Finite field

A possible choice for such a polynomial is given by Conway polynomials. They ensure a certain compatibility between the representation of a field and the representations of its subfields.

In the next sections, we will show how the general construction method outlined above works for small finite fields.

This may be deduced as follows from the results of the preceding section.

Therefore, for GF(4) the construction of the preceding section must involve this polynomial, and

Zech's logarithms are useful for large computations, such as linear algebra over medium-sized fields, that is, fields that are sufficiently large for making natural algorithms inefficient, but not too large, as one has to pre-compute a table of the same size as the order of the field.

They form two orbits under the action of the Galois group. As the two factors are reciprocal to each other, a root and its (multiplicative) inverse do not belong to the same orbit.
They split into six orbits of six elements each under the action of the Galois group.

The fact that the Frobenius map is surjective implies that every finite field is perfect.
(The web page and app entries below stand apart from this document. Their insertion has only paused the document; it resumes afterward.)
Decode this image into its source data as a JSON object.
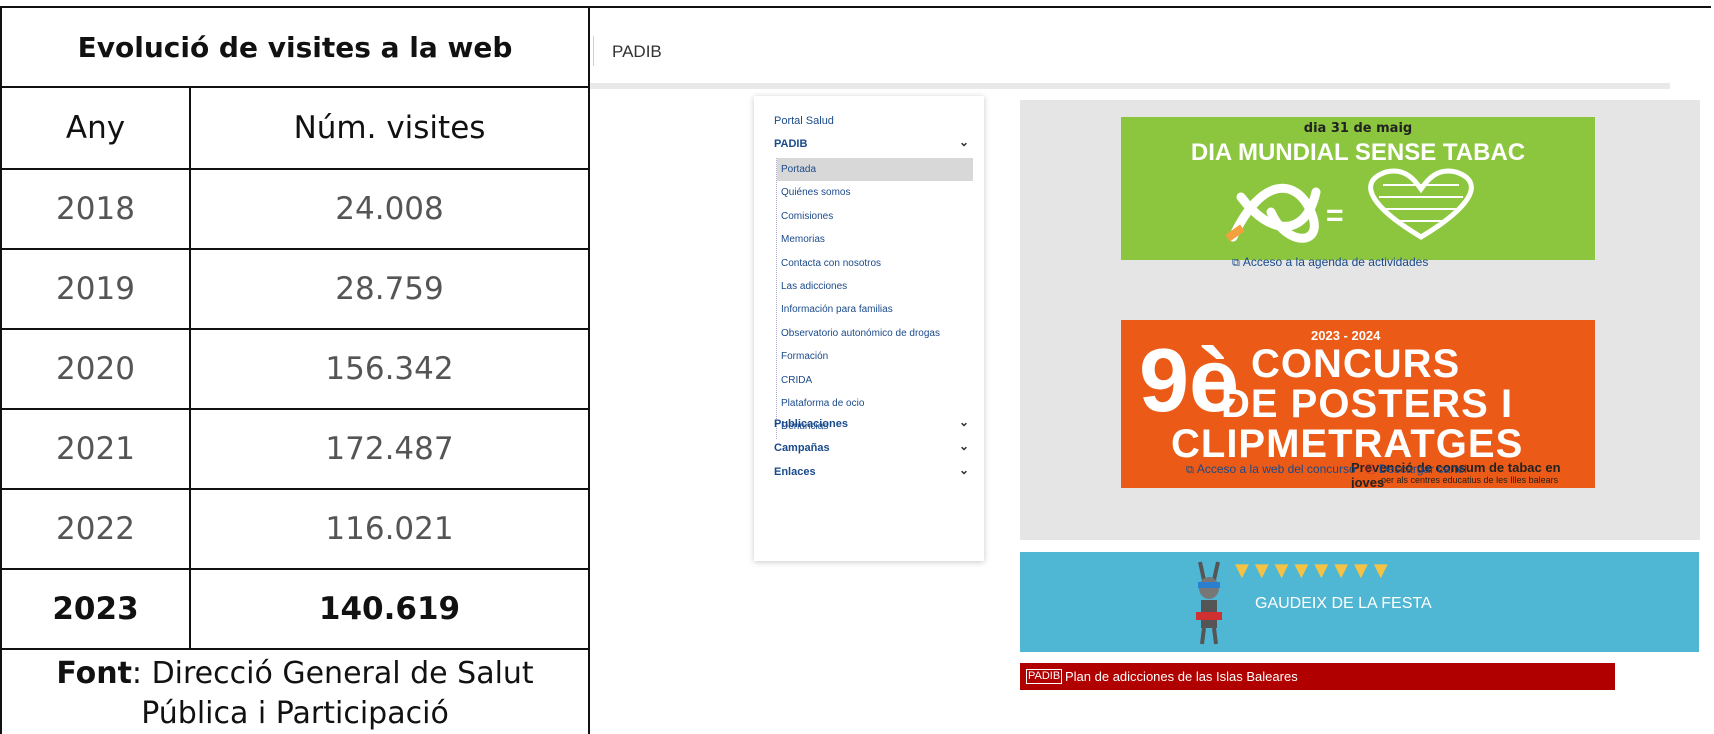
{
  "table": {
    "title": "Evolució de visites a la web",
    "col_year": "Any",
    "col_visits": "Núm. visites",
    "rows": [
      {
        "year": "2018",
        "visits": "24.008"
      },
      {
        "year": "2019",
        "visits": "28.759"
      },
      {
        "year": "2020",
        "visits": "156.342"
      },
      {
        "year": "2021",
        "visits": "172.487"
      },
      {
        "year": "2022",
        "visits": "116.021"
      },
      {
        "year": "2023",
        "visits": "140.619"
      }
    ],
    "source_label": "Font",
    "source_text": ": Direcció General de Salut Pública i Participació"
  },
  "screenshot": {
    "site_title": "PADIB",
    "sidebar": {
      "portal": "Portal Salud",
      "section_main": "PADIB",
      "items": [
        "Portada",
        "Quiénes somos",
        "Comisiones",
        "Memorias",
        "Contacta con nosotros",
        "Las adicciones",
        "Información para familias",
        "Observatorio autonómico de drogas",
        "Formación",
        "CRIDA",
        "Plataforma de ocio",
        "Denuncias"
      ],
      "active_item": "Portada",
      "section_publicaciones": "Publicaciones",
      "section_campanas": "Campañas",
      "section_enlaces": "Enlaces"
    },
    "banner1": {
      "date": "dia 31 de maig",
      "title": "DIA MUNDIAL SENSE TABAC",
      "link": "Acceso a la agenda de actividades"
    },
    "banner2": {
      "years": "2023 - 2024",
      "number": "9è",
      "line1": "CONCURS",
      "line2": "DE POSTERS I",
      "line3": "CLIPMETRATGES",
      "subtitle": "Prevenció de consum de tabac en joves",
      "subtitle2": "per als centres educatius de les Illes balears",
      "link_web": "Acceso a la web del concurso",
      "link_cartel": "Descargar cartel"
    },
    "banner3": {
      "text": "GAUDEIX DE LA FESTA"
    },
    "footer_bar": {
      "logo": "PADIB",
      "text": "Plan de adicciones de las Islas Baleares"
    },
    "colors": {
      "green": "#8cc63f",
      "orange": "#eb5a16",
      "blue": "#4fb6d4",
      "red": "#b00000",
      "link": "#1a4a8a"
    }
  }
}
Number of monic irreducible polynomials of a given degree over a finite field